◆ REQUIRED WORK
Repeat the records in full and exactly, omitting pictures.

(Items from a data source)
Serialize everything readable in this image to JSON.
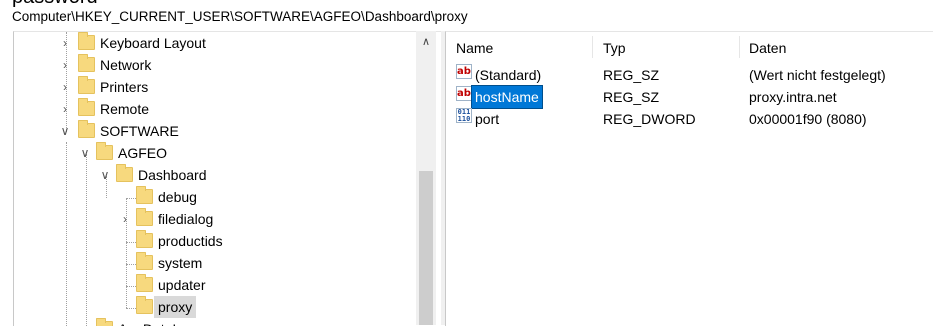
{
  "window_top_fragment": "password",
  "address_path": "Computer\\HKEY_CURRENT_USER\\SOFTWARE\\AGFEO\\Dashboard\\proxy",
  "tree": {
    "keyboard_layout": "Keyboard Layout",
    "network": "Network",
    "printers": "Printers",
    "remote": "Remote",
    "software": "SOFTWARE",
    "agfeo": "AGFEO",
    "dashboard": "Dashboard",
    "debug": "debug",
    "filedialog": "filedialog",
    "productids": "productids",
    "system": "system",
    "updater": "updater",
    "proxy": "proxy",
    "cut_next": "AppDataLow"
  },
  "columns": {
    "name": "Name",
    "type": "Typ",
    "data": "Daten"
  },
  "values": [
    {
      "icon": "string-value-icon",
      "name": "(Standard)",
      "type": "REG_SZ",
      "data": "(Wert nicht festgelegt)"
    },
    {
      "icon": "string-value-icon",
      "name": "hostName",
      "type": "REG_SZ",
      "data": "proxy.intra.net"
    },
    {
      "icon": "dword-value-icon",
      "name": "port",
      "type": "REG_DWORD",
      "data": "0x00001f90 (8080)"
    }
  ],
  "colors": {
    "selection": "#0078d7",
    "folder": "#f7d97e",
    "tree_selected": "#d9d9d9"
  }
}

◆ WRITTEN SOLUTION
Serialize everything readable in this image to JSON.
{
  "window_top_fragment": "password",
  "address_path": "Computer\\HKEY_CURRENT_USER\\SOFTWARE\\AGFEO\\Dashboard\\proxy",
  "tree": {
    "keyboard_layout": "Keyboard Layout",
    "network": "Network",
    "printers": "Printers",
    "remote": "Remote",
    "software": "SOFTWARE",
    "agfeo": "AGFEO",
    "dashboard": "Dashboard",
    "debug": "debug",
    "filedialog": "filedialog",
    "productids": "productids",
    "system": "system",
    "updater": "updater",
    "proxy": "proxy",
    "cut_next": "AppDataLow"
  },
  "columns": {
    "name": "Name",
    "type": "Typ",
    "data": "Daten"
  },
  "values": [
    {
      "icon": "string-value-icon",
      "name": "(Standard)",
      "type": "REG_SZ",
      "data": "(Wert nicht festgelegt)"
    },
    {
      "icon": "string-value-icon",
      "name": "hostName",
      "type": "REG_SZ",
      "data": "proxy.intra.net"
    },
    {
      "icon": "dword-value-icon",
      "name": "port",
      "type": "REG_DWORD",
      "data": "0x00001f90 (8080)"
    }
  ],
  "colors": {
    "selection": "#0078d7",
    "folder": "#f7d97e",
    "tree_selected": "#d9d9d9"
  }
}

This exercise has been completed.